Both boards are listed as "coming soon" with the D52S expected to sell for around $95 and the D42S for around $80.
VIA has made a living by cramming big features onto small packages, and that's certainly the case with the company's new EITX-3001. Built around the Em-ITX form factor, VIA's fanless next-gen device measures just 17cm (W) x 12cm (L) and sports a trumped up feature set.
"With the VIA EITX-3001 we're offering a full-featured board that is the ideal starting point for much slimmer, fanless and rugged devices," said Daniel Wu, Vice President, VIA Embedded Platform Division, VIA Technologies, Inc. "The VIA EITX-3001 combines versatility with ruthless stability at extreme temperatures in a form factor that is ideal for space constrained industrial and commercial environments."
The tiny board sports the latest VIA Nano E-Series processor clocked at 1.3GHz and pairs it with the company's VX855 media system processor. Between the two, the EITX-3001 is able to handle 1080p HD video. It also comes with integrated Chrome9 HCM graphics, five USB 2.0 host ports, Gigabit networking, support for 5-wire/4-wire resistive touch interface connectors, and HDMI.
One of the many products Asus is showing off at the Computex convention is a mini-ITX motherboard with a pretty hefty list of features. Built around AMD's AM3 platform, we could see the M4A88T-I Deluxe, as it's been dubbed, being used in an HTPC build with a bit of gaming pep.

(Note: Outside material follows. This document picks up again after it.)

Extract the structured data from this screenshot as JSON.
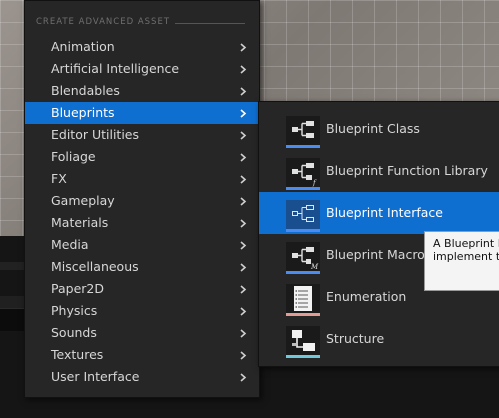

The board is based on AMD's 880G Northbridge, which has been paired up with the SB701 Southbridge. It measures just 17cm x 17cm, but includes integrated Radeon HD 4290 graphics, two DDR3 memory slots, eSATA, three SATA ports, two USB 3.0 ports, integrated 5.1 audio, Gigabit LAN, 802.11b/g/n Wi-Fi, Bluetooth, DVI and HDMI outputs, and of particular interest to gamers looking to pack a punch in a small space, it also comes equipped with a full PCI-Express x16 slot.
From what we gather, the board also supports Asus' Core Unlocker feature, which allows you to unlock additional cores on select AMD Phenom II X2 and X3 processors.
Lian Li has been known to take chances in case design, like the PC-777 snail shell chassis. But never have we seen anything like the Pitstop PC-T1 Mini-ITX Spider Test Bench.
This four-legged arachnid sports an angle-adjustable motherboard tray that sits out in the open for easy access, but only accommodates mini-ITX boards. There's a place for a single 5.25-inch slim optical drive, one standard 3.5-inch HDD or SSD, and an ATX power supply.
"Lian Li's PC-T1 is most ideal for hardware enthusiasts looking to display an impressive computer system for the next LAN party or to challenge family and friends with a unique looking HTPC," Lian Li explains.
Zotac has put an interesting spin on Nvidia's ION graphics by being the first company to offer a user-upgradeable solution. In doing so, Zotac's ION Upgrade Kits consist of a small form factor motherboard and ION graphics card.
"Zotac believes performance and compatibility should never be sacrificed for value. With the Zotac ION Upgrade Kits, you can have a premium computing experience complete with high-definition video playback, image editing, and video processing in a value package," said Carsten Berger, marketing director, Zotac International.
Available in mini-ITX and mini-DTX flavors, the Upgrade Kits' graphics cards slip into a PCI-E x1 slot, serving up 16 unified shaders and 512MB of DDR3 memory. The graphics card boasts support for Cuda, PureVidoe HD technologies, DirectX 10.1, DirectCompute, OpenGL, and OpenCL. Other specs include a 589MHz engine clock, 790MHz memory clockspeed, 1402MHz shader clock, and a 64-bit memory interface.